For those new to the tech scene, it might be hard to imagine, but there was a time when Apple
barely registered a blip on the radar compared to today. Long before iPads and iPhones and iPod touch devices and MacBook Air models, the IBM PC was the top dog (IBM has since sold its PC division to Lenovo). It once ran MS-DOS, the dominant operating system when the first Macintosh arrived in 1984, and they were outselling the Mac by a factor of 6, according to Asymco.
When Windows 95 emerged, PC (Windows-based systems, in this context) sales flourished, and would eventually outsell their Mac rivals by a ratio of 56-to-1 in 2004, when 182.5 million PCs were sold compared to just 3.25 million Macs.
"During the second half of the 90s it was already clear that Windows won the PC platform war.

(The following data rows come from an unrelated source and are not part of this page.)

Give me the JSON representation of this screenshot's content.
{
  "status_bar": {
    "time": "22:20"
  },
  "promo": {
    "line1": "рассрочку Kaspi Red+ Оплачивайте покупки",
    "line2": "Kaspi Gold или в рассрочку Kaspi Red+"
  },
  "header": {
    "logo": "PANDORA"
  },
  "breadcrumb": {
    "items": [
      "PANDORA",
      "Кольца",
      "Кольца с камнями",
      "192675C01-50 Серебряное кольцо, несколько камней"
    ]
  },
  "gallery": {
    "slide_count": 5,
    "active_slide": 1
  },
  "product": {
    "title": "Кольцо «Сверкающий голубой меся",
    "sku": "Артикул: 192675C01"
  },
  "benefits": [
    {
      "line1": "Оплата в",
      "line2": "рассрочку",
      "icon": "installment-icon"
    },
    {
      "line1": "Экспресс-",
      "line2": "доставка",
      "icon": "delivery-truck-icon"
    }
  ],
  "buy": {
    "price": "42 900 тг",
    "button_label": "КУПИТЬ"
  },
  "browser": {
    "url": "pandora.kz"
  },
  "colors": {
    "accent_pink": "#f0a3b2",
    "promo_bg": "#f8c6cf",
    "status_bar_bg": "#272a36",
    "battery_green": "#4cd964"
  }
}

Windows had an advantage that seemed unsurmountable," Asymco notes in a blog post examining the trend of PC and Mac sales over the years.

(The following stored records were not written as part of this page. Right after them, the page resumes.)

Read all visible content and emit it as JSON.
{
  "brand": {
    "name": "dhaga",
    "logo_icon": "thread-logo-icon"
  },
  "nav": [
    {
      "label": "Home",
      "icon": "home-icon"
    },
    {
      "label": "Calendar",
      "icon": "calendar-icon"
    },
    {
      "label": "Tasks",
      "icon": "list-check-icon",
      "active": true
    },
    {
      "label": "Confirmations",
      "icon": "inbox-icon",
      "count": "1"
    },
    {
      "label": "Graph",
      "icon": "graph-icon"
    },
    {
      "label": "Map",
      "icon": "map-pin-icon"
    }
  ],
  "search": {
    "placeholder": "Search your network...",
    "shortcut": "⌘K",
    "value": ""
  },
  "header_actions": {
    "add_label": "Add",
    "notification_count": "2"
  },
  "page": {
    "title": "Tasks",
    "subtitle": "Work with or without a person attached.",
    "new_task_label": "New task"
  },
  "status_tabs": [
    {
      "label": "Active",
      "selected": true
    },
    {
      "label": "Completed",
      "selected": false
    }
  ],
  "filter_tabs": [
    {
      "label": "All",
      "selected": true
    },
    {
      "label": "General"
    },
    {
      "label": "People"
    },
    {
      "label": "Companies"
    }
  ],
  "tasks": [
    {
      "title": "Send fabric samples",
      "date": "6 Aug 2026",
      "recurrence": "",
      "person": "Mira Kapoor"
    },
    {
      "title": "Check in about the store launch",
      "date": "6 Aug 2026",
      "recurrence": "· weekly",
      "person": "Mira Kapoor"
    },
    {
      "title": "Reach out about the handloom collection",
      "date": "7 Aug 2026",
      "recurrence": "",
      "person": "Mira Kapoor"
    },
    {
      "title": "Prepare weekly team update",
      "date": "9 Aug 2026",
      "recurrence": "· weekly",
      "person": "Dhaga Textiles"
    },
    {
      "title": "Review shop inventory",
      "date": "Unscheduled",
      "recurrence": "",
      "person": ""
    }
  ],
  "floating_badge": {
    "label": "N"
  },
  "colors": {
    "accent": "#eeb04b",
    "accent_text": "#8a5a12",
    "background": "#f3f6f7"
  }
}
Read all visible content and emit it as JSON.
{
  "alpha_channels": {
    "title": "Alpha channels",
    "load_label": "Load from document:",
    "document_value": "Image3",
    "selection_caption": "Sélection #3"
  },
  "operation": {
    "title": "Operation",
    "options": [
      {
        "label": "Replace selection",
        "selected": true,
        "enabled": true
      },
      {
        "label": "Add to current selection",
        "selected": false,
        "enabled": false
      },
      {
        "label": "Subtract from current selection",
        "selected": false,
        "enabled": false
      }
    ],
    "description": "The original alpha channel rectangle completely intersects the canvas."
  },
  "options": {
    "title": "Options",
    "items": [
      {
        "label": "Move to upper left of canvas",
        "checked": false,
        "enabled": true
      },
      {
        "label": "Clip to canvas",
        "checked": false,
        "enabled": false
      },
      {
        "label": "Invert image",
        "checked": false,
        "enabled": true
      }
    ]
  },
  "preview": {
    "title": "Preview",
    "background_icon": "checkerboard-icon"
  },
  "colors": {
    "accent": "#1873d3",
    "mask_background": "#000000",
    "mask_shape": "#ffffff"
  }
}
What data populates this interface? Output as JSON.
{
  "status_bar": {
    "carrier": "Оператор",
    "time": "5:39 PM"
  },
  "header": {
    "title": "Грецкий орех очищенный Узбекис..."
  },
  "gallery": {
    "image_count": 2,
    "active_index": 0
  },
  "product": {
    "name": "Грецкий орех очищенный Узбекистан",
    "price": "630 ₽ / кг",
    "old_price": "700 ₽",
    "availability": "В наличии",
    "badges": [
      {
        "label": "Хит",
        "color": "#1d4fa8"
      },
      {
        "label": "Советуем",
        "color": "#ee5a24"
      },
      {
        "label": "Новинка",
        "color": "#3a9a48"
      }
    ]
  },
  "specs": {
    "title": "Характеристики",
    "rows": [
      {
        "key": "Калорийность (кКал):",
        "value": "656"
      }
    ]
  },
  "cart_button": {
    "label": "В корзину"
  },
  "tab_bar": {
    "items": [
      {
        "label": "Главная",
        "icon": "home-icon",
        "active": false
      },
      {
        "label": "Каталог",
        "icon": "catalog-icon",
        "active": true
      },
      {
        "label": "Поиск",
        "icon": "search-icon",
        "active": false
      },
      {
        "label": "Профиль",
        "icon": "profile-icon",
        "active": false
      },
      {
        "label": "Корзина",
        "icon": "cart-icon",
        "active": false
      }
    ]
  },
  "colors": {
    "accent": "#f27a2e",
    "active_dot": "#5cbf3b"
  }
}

Which platform rests underneath the hood of your system?
It turns out 2004 was a turning point. PC volumes, while still on the up and up, weren't growing quite as fast, and the MacBook emerged as a highly sought after laptop in the increasingly popular mobile sector.
"As a result the Mac began to whittle down the advantage Windows had," Asymco notes. "The ratio of Windows to Mac units shipped fell to below 20, a level that was last reached before Windows 95 launched. It’s as if the Mac reversed the Windows advantage. This was an amazing turnaround for the Mac."
The numbers favor Apple even more if you include all devices the company sells (like iPads), reducing the PC-to-Apple device sales ratio to below 2. Asymco believes this presents "dire" consequences for Microsoft, because for the first time in a long time, Windows is vulnerable to direct competition.